> **EXERCISE GOAL**
Run through the data and copy out every line that mentions the word "area".

Web page and app entries
-=-=-=-=-

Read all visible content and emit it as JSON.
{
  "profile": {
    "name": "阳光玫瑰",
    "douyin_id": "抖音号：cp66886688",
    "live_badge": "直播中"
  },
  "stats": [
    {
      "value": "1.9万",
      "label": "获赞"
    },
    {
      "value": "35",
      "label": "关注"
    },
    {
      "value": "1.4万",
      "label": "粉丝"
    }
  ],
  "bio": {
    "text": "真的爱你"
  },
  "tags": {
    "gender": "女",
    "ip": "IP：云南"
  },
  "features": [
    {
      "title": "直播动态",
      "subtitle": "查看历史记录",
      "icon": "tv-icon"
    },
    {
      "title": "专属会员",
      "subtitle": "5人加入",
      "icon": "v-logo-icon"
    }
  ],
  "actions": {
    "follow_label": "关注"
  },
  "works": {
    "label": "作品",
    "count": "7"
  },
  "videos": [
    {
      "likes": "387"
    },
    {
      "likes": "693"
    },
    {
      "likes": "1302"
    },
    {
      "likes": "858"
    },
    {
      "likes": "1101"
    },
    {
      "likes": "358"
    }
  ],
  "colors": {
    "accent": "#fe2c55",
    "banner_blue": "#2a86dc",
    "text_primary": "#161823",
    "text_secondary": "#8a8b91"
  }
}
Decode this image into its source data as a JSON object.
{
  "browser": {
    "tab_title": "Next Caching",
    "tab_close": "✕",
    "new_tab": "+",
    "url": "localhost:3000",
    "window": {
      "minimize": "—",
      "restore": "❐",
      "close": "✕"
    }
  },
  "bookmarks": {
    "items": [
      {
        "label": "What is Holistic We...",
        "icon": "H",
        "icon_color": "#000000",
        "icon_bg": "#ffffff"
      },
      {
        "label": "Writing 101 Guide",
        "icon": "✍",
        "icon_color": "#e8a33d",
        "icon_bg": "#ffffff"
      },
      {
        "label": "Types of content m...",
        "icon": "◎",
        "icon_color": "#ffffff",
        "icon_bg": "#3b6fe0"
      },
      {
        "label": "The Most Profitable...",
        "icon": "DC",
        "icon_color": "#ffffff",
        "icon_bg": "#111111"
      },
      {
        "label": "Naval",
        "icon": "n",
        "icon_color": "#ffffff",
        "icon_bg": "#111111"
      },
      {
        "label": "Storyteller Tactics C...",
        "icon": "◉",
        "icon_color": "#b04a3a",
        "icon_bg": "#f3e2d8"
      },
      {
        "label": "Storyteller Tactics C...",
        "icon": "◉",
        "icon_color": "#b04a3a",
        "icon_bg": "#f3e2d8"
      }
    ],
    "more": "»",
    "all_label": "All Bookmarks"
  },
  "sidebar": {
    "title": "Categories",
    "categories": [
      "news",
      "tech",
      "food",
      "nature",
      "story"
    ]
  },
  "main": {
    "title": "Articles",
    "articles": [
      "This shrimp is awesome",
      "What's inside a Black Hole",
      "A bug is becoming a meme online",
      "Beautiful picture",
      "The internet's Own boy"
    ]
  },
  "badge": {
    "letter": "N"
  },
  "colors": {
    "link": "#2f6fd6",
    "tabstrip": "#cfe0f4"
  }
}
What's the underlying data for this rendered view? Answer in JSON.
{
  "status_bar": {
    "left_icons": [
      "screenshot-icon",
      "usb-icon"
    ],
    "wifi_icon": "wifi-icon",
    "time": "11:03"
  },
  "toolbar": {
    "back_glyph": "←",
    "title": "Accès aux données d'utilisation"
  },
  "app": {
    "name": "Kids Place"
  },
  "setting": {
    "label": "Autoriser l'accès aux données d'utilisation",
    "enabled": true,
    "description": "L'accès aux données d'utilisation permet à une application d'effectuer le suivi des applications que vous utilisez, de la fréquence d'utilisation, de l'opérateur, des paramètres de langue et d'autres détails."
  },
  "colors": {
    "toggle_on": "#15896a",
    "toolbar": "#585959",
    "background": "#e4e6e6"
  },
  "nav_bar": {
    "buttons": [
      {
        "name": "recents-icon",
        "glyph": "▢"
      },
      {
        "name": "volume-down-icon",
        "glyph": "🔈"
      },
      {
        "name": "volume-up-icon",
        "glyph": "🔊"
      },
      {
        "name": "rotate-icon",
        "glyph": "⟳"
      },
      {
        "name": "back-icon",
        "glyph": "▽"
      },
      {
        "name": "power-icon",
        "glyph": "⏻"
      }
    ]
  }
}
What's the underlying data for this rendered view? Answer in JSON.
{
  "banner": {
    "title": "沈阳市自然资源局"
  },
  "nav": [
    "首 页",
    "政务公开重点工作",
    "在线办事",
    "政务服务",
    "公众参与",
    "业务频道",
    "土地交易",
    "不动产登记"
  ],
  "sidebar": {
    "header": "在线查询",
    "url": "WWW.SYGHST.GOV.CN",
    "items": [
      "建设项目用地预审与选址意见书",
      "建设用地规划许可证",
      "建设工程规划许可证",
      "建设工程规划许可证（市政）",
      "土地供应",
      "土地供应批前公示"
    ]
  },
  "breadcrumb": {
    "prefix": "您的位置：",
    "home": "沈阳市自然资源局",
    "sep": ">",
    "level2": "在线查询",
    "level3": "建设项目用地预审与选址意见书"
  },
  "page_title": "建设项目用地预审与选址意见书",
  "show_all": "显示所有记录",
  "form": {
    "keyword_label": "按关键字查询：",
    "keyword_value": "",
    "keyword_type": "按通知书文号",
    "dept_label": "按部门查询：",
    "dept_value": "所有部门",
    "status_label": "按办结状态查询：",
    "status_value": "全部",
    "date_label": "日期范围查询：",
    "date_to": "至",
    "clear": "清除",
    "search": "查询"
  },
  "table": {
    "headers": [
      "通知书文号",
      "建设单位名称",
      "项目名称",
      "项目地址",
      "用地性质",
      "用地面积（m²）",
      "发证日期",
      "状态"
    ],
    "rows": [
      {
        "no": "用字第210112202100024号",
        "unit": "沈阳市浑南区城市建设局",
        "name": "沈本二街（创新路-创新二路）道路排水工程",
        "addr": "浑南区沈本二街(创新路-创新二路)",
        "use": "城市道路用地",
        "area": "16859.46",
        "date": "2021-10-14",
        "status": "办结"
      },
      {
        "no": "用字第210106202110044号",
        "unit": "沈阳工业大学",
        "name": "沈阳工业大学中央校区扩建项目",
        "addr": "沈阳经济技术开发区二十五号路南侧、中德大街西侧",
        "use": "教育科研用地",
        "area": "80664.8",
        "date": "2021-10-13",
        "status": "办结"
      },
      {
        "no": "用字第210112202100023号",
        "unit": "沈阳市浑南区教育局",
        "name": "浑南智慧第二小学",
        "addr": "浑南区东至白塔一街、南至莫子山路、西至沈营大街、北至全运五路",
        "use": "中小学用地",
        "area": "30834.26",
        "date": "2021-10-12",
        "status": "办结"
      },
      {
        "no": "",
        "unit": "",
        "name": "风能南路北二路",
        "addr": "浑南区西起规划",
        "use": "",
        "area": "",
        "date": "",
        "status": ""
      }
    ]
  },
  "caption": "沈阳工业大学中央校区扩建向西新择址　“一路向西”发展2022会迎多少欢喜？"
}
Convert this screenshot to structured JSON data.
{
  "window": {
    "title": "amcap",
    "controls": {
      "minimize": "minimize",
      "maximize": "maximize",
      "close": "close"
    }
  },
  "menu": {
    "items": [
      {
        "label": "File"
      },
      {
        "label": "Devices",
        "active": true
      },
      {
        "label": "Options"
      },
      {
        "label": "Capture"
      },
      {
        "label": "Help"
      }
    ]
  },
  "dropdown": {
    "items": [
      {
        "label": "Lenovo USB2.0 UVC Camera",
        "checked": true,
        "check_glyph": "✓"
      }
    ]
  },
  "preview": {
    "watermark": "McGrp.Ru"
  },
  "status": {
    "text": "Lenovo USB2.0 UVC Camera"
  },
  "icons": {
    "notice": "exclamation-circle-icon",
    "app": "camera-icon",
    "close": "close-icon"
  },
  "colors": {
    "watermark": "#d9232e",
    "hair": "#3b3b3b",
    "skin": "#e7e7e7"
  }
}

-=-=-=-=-

> **ANSWER SECTION**
        "area": "16859.46",
        "area": "80664.8",
        "area": "30834.26",
        "area": "",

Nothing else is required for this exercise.